Second, stories of the alleged rapist and victim almost never match rendering legal standards as side issues and putting credibility as the central problem of rape cases. There are normally significant discrepancies between the accounts of alleged rapes. For the people willing to intentionally lie (either way), the new rule just indicates the content of their lie must change. For example, instead of saying, “she never objected,” a defendant would say “she said ‘yes.'” Even for those cases where the discrepancies are based upon cognitive biases or other unconscious factors, it is likely, if history is a guide, that the differences will align around the legal rule in place.

Third, the drunken sex cases that the critics are focused on are almost never resolved based upon the consent standard. The cases instead rely on incapacity. Whether a negative or affirmative consent standard applies is simply irrelevant in a case where the victim was too intoxicated to consent. The affirmative consent standard is a red herring in the primary scenario identified for overpunishment on campuses.

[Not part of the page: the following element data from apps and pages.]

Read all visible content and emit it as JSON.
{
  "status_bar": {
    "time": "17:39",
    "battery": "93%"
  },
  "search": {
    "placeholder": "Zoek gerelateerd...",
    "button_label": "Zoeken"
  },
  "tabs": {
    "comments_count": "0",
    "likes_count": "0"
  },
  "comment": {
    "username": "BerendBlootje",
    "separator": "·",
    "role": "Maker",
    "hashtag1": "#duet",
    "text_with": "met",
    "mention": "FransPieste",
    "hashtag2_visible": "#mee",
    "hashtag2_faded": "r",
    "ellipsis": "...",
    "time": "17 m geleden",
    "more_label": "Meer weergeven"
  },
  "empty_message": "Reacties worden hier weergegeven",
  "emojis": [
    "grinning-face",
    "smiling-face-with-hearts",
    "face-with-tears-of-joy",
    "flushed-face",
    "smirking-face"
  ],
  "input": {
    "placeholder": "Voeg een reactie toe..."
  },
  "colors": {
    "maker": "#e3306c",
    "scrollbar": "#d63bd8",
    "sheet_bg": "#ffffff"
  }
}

Even with all of those reasons to doubt its effectiveness in changing case outcomes, the California rule might simply be innocuous. However, there is a real danger that rule changes like this feed into a very dangerous cultural myth about rape law. Stephen Schulhofer probably said it best in his book Unwanted Sex: “Opponents of rape reform have managed to convince a wide audience that standards of permissible conduct are now dictated by ‘hypersensitive’ young women and by ‘radical’ feminists committed to a highly restrictive, Victorian conception of sexual propriety…. The reality is far different. The claim that legal rules, campus behavior codes, and company policies enshrine radically overprotective, puritanical rules of conduct is a myth.” In roughly half the states in America, having sex with someone who is highly intoxicated, but still conscious, is not rape. Many jurisdictions still apply a resistance or corroboration requirement in charging decisions despite such rules having long since been removed from statutes.  The list of problems with the application of modern rape law is extensive. Unfortunately, the backlash against the California affirmative consent rule has already helped spread the myth of radical change. And because the gains of the rule are likely to be minimal, the net effect for rape victims and justice will likely be negative. I hope I’m wrong.